The Bexar County Adult Detention Center received news Tuesday that it was officially back in compliance with the Texas Commission on Jail Standards, Sheriff Javier Salazar said at a news conference.
The jail had failed two inspections, one in February and another in May. The state commission gives out-of-compliance jails one year to fix problems it finds through its inspections. In February, the commission found nine errors. One of the most egregious was the failure of jailers to check in on inmates frequently enough. In May, the commission found another failure to do the same thing.
Salazar told reporters on Tuesday that his office visited the jail standards commission last week to update committee members on steps that they took to get the jail back in compliance.
“Friday morning, our surprise re-inspection came up, and it went really well,” Salazar said. “Today it was made it official, that we have passed our state jail inspection and are now back in compliance.”
The jail standards commission has not released its final report yet, but Salazar said he was told the Adult Detention Center was back in compliance on Tuesday morning. The word came on the heels of two inmate deaths Monday. Rondell Lee Peterson, a 35-year-old charged with aggravated sexual assault of a child, was taken off life support after a suicide attempt on Nov. 2, while David Alan Watts, a 72-year-old who was convicted last month of indecency with a child, died after suffering from an “apparent medical episode,” according to the sheriff’s office.

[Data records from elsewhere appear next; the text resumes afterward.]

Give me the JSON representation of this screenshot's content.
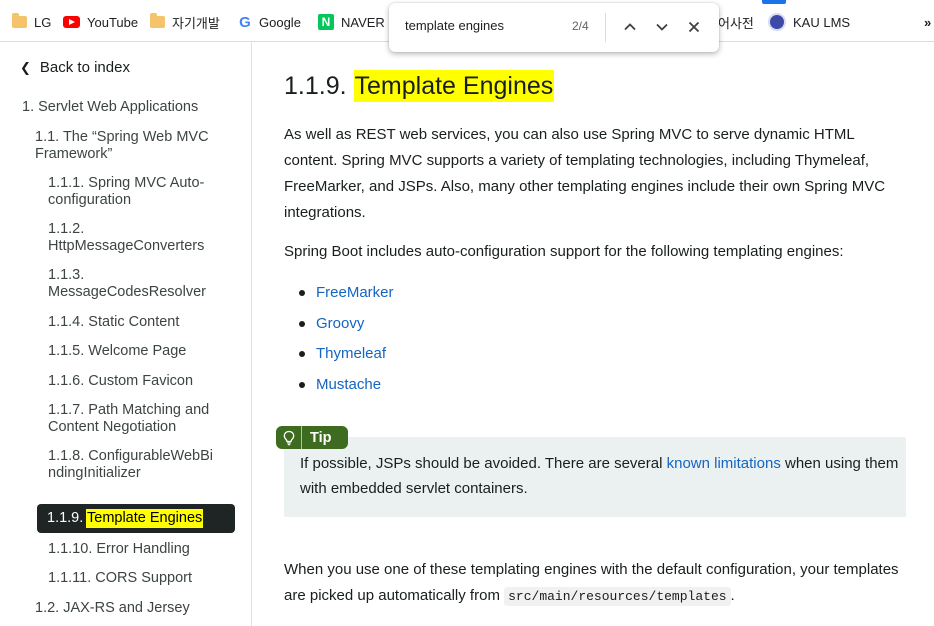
{
  "bookmarks": [
    {
      "label": "LG",
      "icon": "folder-icon"
    },
    {
      "label": "YouTube",
      "icon": "youtube-icon"
    },
    {
      "label": "자기개발",
      "icon": "folder-icon"
    },
    {
      "label": "Google",
      "icon": "google-icon"
    },
    {
      "label": "NAVER",
      "icon": "naver-icon"
    },
    {
      "label": "어사전",
      "icon": ""
    },
    {
      "label": "KAU LMS",
      "icon": "kau-icon"
    },
    {
      "label": "»",
      "icon": "overflow-chevron-icon"
    }
  ],
  "find": {
    "query": "template engines",
    "count": "2/4"
  },
  "sidebar": {
    "back": "Back to index",
    "items": [
      {
        "label": "1. Servlet Web Applications",
        "level": 1
      },
      {
        "label": "1.1. The “Spring Web MVC Framework”",
        "level": 2
      },
      {
        "label": "1.1.1. Spring MVC Auto-configuration",
        "level": 3
      },
      {
        "label": "1.1.2. HttpMessageConverters",
        "level": 3
      },
      {
        "label": "1.1.3. MessageCodesResolver",
        "level": 3
      },
      {
        "label": "1.1.4. Static Content",
        "level": 3
      },
      {
        "label": "1.1.5. Welcome Page",
        "level": 3
      },
      {
        "label": "1.1.6. Custom Favicon",
        "level": 3
      },
      {
        "label": "1.1.7. Path Matching and Content Negotiation",
        "level": 3
      },
      {
        "label": "1.1.8. ConfigurableWebBindingInitializer",
        "level": 3
      },
      {
        "label": "1.1.10. Error Handling",
        "level": 3
      },
      {
        "label": "1.1.11. CORS Support",
        "level": 3
      },
      {
        "label": "1.2. JAX-RS and Jersey",
        "level": 2
      }
    ],
    "active_number": "1.1.9.",
    "active_label": "Template Engines"
  },
  "main": {
    "heading_number": "1.1.9.",
    "heading_title": "Template Engines",
    "para1": "As well as REST web services, you can also use Spring MVC to serve dynamic HTML content. Spring MVC supports a variety of templating technologies, including Thymeleaf, FreeMarker, and JSPs. Also, many other templating engines include their own Spring MVC integrations.",
    "para2": "Spring Boot includes auto-configuration support for the following templating engines:",
    "engines": [
      "FreeMarker",
      "Groovy",
      "Thymeleaf",
      "Mustache"
    ],
    "tip": {
      "label": "Tip",
      "text_before": "If possible, JSPs should be avoided. There are several ",
      "link": "known limitations",
      "text_after": " when using them with embedded servlet containers."
    },
    "para3_before": "When you use one of these templating engines with the default configuration, your templates are picked up automatically from ",
    "para3_code": "src/main/resources/templates",
    "para3_after": "."
  },
  "colors": {
    "highlight": "#ffff00",
    "link": "#1565c0",
    "tip_label_bg": "#3d6b1f",
    "tip_box_bg": "#ebf1f1",
    "active_toc_bg": "#1f2424"
  }
}
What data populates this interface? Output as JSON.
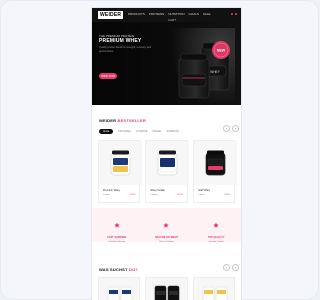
{
  "app": {
    "title": ""
  },
  "nav": {
    "logo_text": "WEIDER",
    "items": [
      "PRODUCTS",
      "PROTEINS",
      "NUTRITION",
      "GOALS",
      "SALE"
    ],
    "sub": "CART"
  },
  "hero": {
    "kicker": "THE PREMIUM PROTEIN",
    "title": "PREMIUM WHEY",
    "copy": "Quality protein blend for strength, recovery and performance.",
    "cta": "SHOP NOW",
    "badge": "NEW",
    "product_label": "WHEY"
  },
  "section1": {
    "title_dark": "WEIDER",
    "title_accent": "BESTSELLER",
    "tabs": [
      "ALLE",
      "PROTEINE",
      "VITAMINE",
      "RIEGEL",
      "ZUBEHÖR"
    ],
    "prev_icon": "chevron-left-icon",
    "next_icon": "chevron-right-icon"
  },
  "bestsellers": [
    {
      "name": "Premium Whey",
      "meta": "Protein",
      "price": "29,90"
    },
    {
      "name": "Whey Isolate",
      "meta": "Protein",
      "price": "34,90"
    },
    {
      "name": "Gold Whey",
      "meta": "Protein",
      "price": "39,90"
    }
  ],
  "benefits": [
    {
      "title": "FAST SHIPPING",
      "copy": "Schnelle Lieferung"
    },
    {
      "title": "SECURE PAYMENT",
      "copy": "Sichere Zahlung"
    },
    {
      "title": "TOP QUALITY",
      "copy": "Geprüfte Qualität"
    }
  ],
  "section2": {
    "title_dark": "WAS SUCHST",
    "title_accent": "DU?",
    "prev_icon": "chevron-left-icon",
    "next_icon": "chevron-right-icon"
  },
  "colors": {
    "accent": "#e63a6a",
    "dark": "#111111",
    "benefit_bg": "#fff2f5"
  }
}
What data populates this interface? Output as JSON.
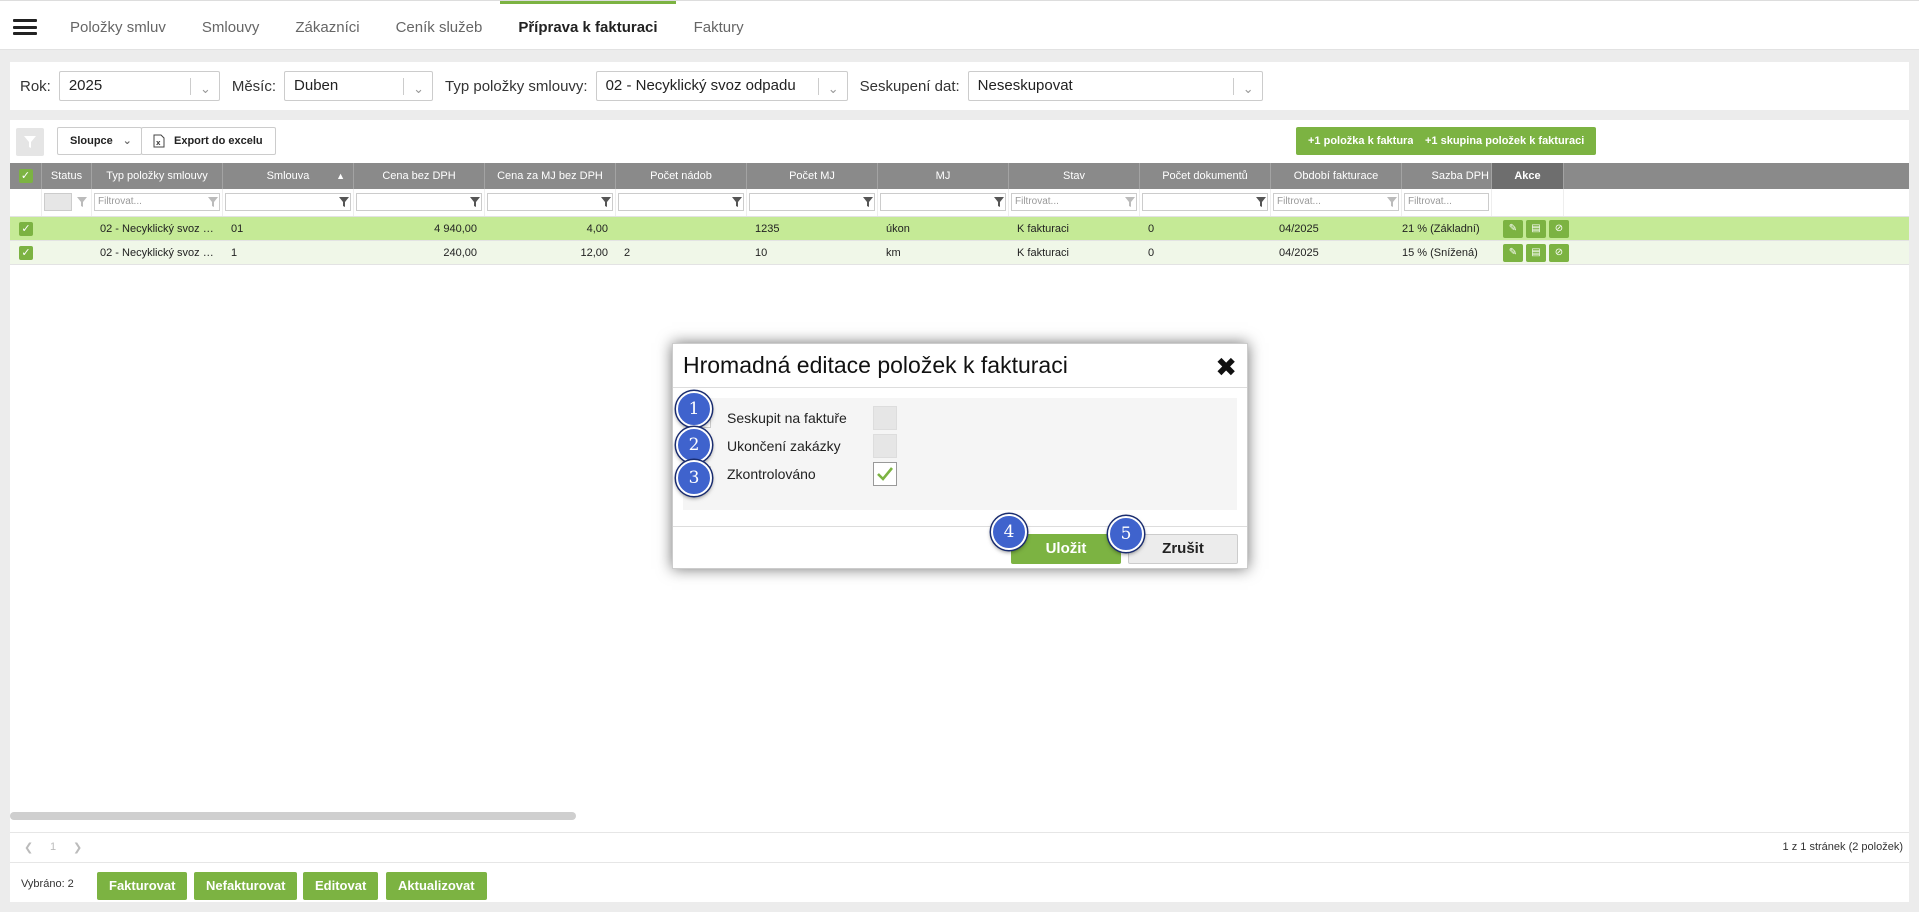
{
  "nav": {
    "tabs": [
      "Položky smluv",
      "Smlouvy",
      "Zákazníci",
      "Ceník služeb",
      "Příprava k fakturaci",
      "Faktury"
    ],
    "active_index": 4
  },
  "filters": {
    "year_label": "Rok:",
    "year_value": "2025",
    "month_label": "Měsíc:",
    "month_value": "Duben",
    "type_label": "Typ položky smlouvy:",
    "type_value": "02 - Necyklický svoz odpadu",
    "group_label": "Seskupení dat:",
    "group_value": "Neseskupovat"
  },
  "toolbar": {
    "columns_label": "Sloupce",
    "export_label": "Export do excelu",
    "add_item_label": "+1 položka k fakturaci",
    "add_group_label": "+1 skupina položek k fakturaci"
  },
  "grid": {
    "headers": [
      "Status",
      "Typ položky smlouvy",
      "Smlouva",
      "Cena bez DPH",
      "Cena za MJ bez DPH",
      "Počet nádob",
      "Počet MJ",
      "MJ",
      "Stav",
      "Počet dokumentů",
      "Období fakturace",
      "Sazba DPH",
      "Akce"
    ],
    "filter_placeholder": "Filtrovat...",
    "rows": [
      [
        "",
        "02 - Necyklický svoz odpa...",
        "01",
        "4 940,00",
        "4,00",
        "",
        "1235",
        "úkon",
        "K fakturaci",
        "0",
        "04/2025",
        "21 % (Základní)"
      ],
      [
        "",
        "02 - Necyklický svoz odpa...",
        "1",
        "240,00",
        "12,00",
        "2",
        "10",
        "km",
        "K fakturaci",
        "0",
        "04/2025",
        "15 % (Snížená)"
      ]
    ]
  },
  "pager": {
    "page": "1",
    "info": "1 z 1 stránek (2 položek)"
  },
  "bottom": {
    "selected": "Vybráno: 2",
    "buttons": [
      "Fakturovat",
      "Nefakturovat",
      "Editovat",
      "Aktualizovat"
    ]
  },
  "modal": {
    "title": "Hromadná editace položek k fakturaci",
    "options": [
      {
        "label": "Seskupit na faktuře",
        "checked": false
      },
      {
        "label": "Ukončení zakázky",
        "checked": false
      },
      {
        "label": "Zkontrolováno",
        "checked": true
      }
    ],
    "save_label": "Uložit",
    "cancel_label": "Zrušit"
  },
  "badges": [
    "1",
    "2",
    "3",
    "4",
    "5"
  ],
  "colors": {
    "accent": "#7cb342",
    "header": "#8a8a8a",
    "row_selected": "#c5ea96",
    "badge": "#3f63cd"
  }
}
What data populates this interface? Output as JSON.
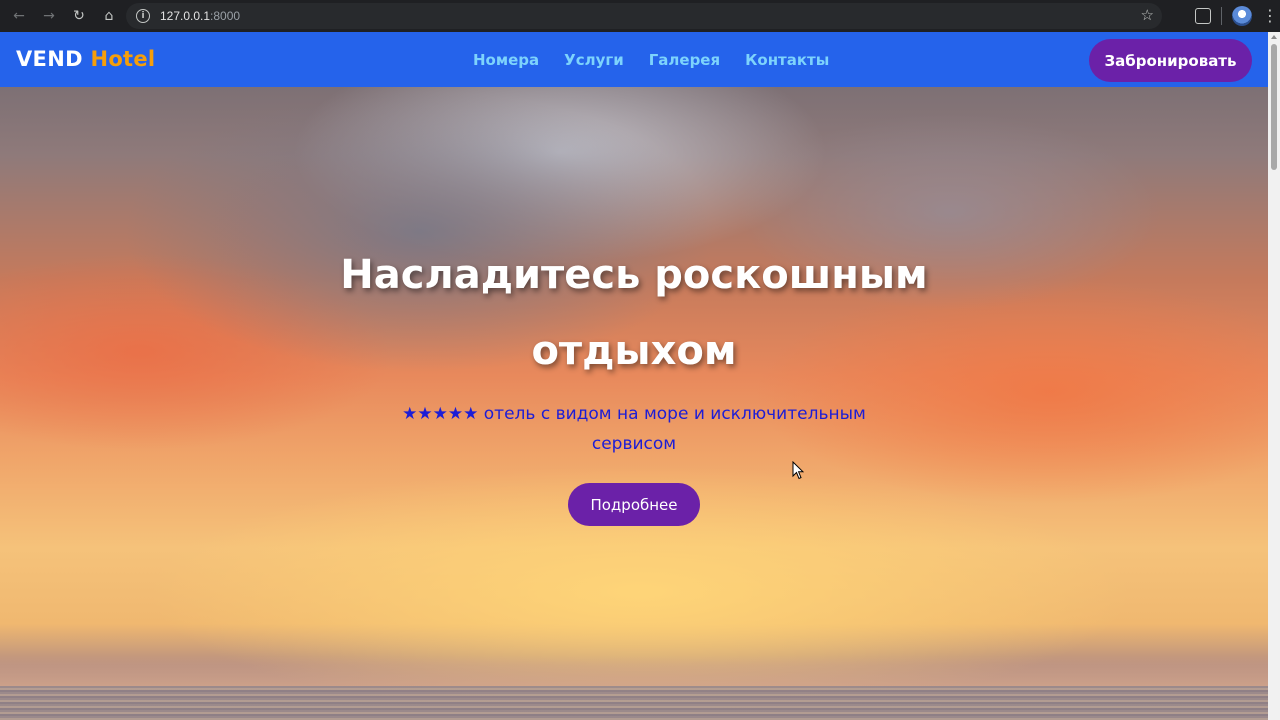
{
  "browser": {
    "url_host": "127.0.0.1",
    "url_port": ":8000",
    "icons": [
      "back-arrow-icon",
      "forward-arrow-icon",
      "reload-icon",
      "home-icon",
      "site-info-icon",
      "bookmark-star-icon",
      "extensions-icon",
      "profile-avatar",
      "menu-kebab-icon"
    ]
  },
  "header": {
    "logo_main": "VEND",
    "logo_accent": "Hotel",
    "nav": [
      "Номера",
      "Услуги",
      "Галерея",
      "Контакты"
    ],
    "book_label": "Забронировать"
  },
  "hero": {
    "title_line1": "Насладитесь роскошным",
    "title_line2": "отдыхом",
    "stars": "★★★★★",
    "subtitle": "отель с видом на море и исключительным сервисом",
    "button_label": "Подробнее"
  },
  "colors": {
    "header_bg": "#2563eb",
    "logo_accent": "#f59e0b",
    "nav_link": "#7dd3fc",
    "button_bg": "#6b21a8",
    "subtitle_text": "#1d1dd6"
  }
}
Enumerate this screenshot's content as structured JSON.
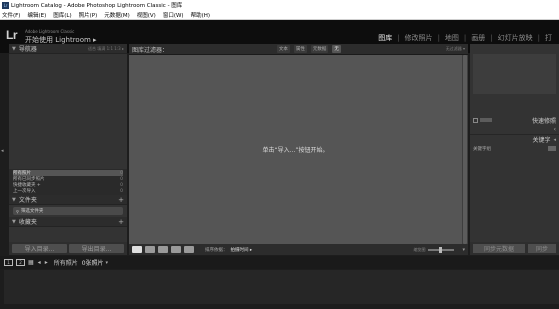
{
  "window": {
    "app_icon": "Lr",
    "title": "Lightroom Catalog - Adobe Photoshop Lightroom Classic - 图库"
  },
  "menubar": [
    "文件(F)",
    "编辑(E)",
    "图库(L)",
    "照片(P)",
    "元数据(M)",
    "视图(V)",
    "窗口(W)",
    "帮助(H)"
  ],
  "identity": {
    "logo": "Lr",
    "small": "Adobe Lightroom Classic",
    "big": "开始使用 Lightroom ▸"
  },
  "modules": [
    "图库",
    "修改照片",
    "地图",
    "画册",
    "幻灯片放映",
    "打"
  ],
  "left_panel": {
    "navigator": {
      "label": "导航器",
      "options": "适合  填满  1:1  1:3 ▸"
    },
    "catalog_rows": [
      {
        "label": "所有照片",
        "count": "0"
      },
      {
        "label": "所有已同步照片",
        "count": "0"
      },
      {
        "label": "快捷收藏夹 +",
        "count": "0"
      },
      {
        "label": "上一次导入",
        "count": "0"
      }
    ],
    "folders": {
      "label": "文件夹",
      "plus": "+",
      "filter_placeholder": "筛选文件夹"
    },
    "collections": {
      "label": "收藏夹",
      "plus": "+"
    },
    "buttons": {
      "import": "导入目录...",
      "export": "导出目录..."
    }
  },
  "filterbar": {
    "label": "图库过滤器：",
    "tabs": [
      "文本",
      "属性",
      "元数据",
      "无"
    ],
    "right": "无过滤器 ▾"
  },
  "grid": {
    "message": "单击“导入...”按钮开始。"
  },
  "toolbar": {
    "sort_label": "排序依据：",
    "sort_value": "拍摄时间 ▸",
    "thumb_label": "缩览图",
    "dropdown": "▾"
  },
  "right_panel": {
    "histo_label": "快速修照",
    "sub_arrow": "‹",
    "section_label": "关键字",
    "keyword_row": "关键字组",
    "buttons": {
      "sync": "同步元数据",
      "sync2": "同步"
    }
  },
  "filmstrip": {
    "source": "所有照片",
    "count": "0张照片",
    "dd": "▾"
  }
}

Commission Executive Director Brandon Wood said the report would likely be processed in a day or two. The jail will continue to be inspected annually, he said, and any deaths that happen while inmates are in custody still need to be reported to the jail standards commission.
“Every time there’s a death in custody or serious incident, there’s a review to see if there are any violation of administrative rules,” Wood said. “You could be certified one day and report a death in custody the next and [if there’s a violation,] you can be decertified that next day.”
The Bexar County jail reported inmate deaths to the jail standards commission while it was out of compliance. Between December 2018 and August 2019, nine inmates died while in custody, six of whom died while the jail was noncompliant with state commission standards.
The jail also has struggled with unplanned releases of inmates, though Salazar emphasized that mistaken releases were not a result of the jail’s failure, but of the release process.
“While it’s been certainly negligence on the part of individual employees, it’s a matter of making sure that we’re tightening down our training procedures,” he said.
Because many people and agencies are involved with release paperwork, everyone in the assembly line needs to be aware of the procedures, he said.
“When you touch that work product so many times, you need to know and be fully aware that any little mistake on your part can affect the next person or the next person after them,” he said. “And so we’re needing to make sure that we are doing our best to tighten that pipeline up as much as possible, not just within our own agency, but within others.”
As part of the sheriff’s office’s efforts to stay in compliance, Salazar hired a deputy chief in detention administration at the end of October. Jaime Rios is one of three jail administrators on staff, and Salazar plans to announce Rios’ new role as chief of compliance and support soon, which means Rios will focus on keeping the jail in compliance. Joel Janssen will continue as chief of operations at the jail, while Avery Walker will oversee the two of them as jail superintendent.
“That’s a really good mix we have there – of people, of skill sets, and of personalities and everything,” Salazar said. “Without overdramatizing it, I have what I consider to be a dream team.”
As the jail continues to manage roughly 4,100 inmates, Salazar said that his office will look for ways to divert people, such as those charged with nonviolent misdemeanors, from jail if possible.
“I’m a big fan of using our jail space for what it’s intended for,” Salazar said. “It’s intended to keep society safe. It’s not intended to lock [people] up and throw away the key indefinitely. That not what we’re here for.”